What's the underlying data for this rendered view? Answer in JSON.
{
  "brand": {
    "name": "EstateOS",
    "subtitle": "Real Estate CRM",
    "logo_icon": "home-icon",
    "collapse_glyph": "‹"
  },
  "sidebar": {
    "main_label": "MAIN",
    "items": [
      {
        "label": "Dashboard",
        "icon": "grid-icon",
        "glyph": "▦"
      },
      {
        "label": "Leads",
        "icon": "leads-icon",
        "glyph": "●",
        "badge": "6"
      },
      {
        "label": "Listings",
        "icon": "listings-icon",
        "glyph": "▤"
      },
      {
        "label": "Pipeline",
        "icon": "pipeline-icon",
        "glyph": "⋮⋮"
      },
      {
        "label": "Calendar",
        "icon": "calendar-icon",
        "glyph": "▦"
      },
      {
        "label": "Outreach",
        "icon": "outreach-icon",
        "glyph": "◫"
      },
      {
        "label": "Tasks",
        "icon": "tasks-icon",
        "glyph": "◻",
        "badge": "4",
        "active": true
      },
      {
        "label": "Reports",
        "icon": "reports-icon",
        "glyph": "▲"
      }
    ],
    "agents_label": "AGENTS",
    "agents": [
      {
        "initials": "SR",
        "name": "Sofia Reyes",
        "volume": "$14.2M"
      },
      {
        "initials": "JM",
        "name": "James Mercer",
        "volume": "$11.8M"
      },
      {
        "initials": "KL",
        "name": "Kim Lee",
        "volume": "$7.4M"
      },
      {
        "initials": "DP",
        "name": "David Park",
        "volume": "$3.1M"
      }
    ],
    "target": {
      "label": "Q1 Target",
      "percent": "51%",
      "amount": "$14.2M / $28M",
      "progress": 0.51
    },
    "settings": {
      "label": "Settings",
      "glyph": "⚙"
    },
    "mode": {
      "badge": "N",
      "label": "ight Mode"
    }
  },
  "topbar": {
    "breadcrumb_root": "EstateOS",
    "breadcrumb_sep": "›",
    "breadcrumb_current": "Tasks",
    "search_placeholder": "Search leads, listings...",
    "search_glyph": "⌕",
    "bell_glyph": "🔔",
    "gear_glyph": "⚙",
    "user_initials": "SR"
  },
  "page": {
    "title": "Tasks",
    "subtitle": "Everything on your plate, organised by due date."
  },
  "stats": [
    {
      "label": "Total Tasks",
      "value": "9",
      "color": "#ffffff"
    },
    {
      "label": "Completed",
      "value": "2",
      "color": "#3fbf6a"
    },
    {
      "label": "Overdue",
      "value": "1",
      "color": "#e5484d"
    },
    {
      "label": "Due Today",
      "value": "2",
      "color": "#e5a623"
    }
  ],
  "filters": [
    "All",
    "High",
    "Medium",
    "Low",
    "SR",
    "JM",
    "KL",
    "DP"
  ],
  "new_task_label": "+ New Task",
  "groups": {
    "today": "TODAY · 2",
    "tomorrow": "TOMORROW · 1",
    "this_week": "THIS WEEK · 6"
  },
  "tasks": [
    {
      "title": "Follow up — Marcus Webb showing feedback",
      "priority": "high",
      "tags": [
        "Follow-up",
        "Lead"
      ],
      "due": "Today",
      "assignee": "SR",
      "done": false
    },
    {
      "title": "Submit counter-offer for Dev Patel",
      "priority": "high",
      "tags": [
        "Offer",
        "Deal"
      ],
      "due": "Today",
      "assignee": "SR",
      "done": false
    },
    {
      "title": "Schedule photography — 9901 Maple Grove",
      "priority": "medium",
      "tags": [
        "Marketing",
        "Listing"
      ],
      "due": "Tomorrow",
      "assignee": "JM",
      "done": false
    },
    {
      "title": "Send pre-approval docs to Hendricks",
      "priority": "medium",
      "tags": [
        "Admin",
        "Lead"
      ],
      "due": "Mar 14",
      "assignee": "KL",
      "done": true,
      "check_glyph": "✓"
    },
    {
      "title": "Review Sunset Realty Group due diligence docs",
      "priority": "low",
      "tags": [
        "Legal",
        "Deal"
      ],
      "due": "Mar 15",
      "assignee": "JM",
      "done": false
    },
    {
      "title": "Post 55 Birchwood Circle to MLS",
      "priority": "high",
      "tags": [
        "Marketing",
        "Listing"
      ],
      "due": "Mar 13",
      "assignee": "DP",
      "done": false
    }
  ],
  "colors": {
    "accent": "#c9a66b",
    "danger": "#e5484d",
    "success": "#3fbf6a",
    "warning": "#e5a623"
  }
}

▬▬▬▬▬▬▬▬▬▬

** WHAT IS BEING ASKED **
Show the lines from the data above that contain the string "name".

** RESULT BELOW **
    "name": "EstateOS",
        "name": "Sofia Reyes",
        "name": "James Mercer",
        "name": "Kim Lee",
        "name": "David Park",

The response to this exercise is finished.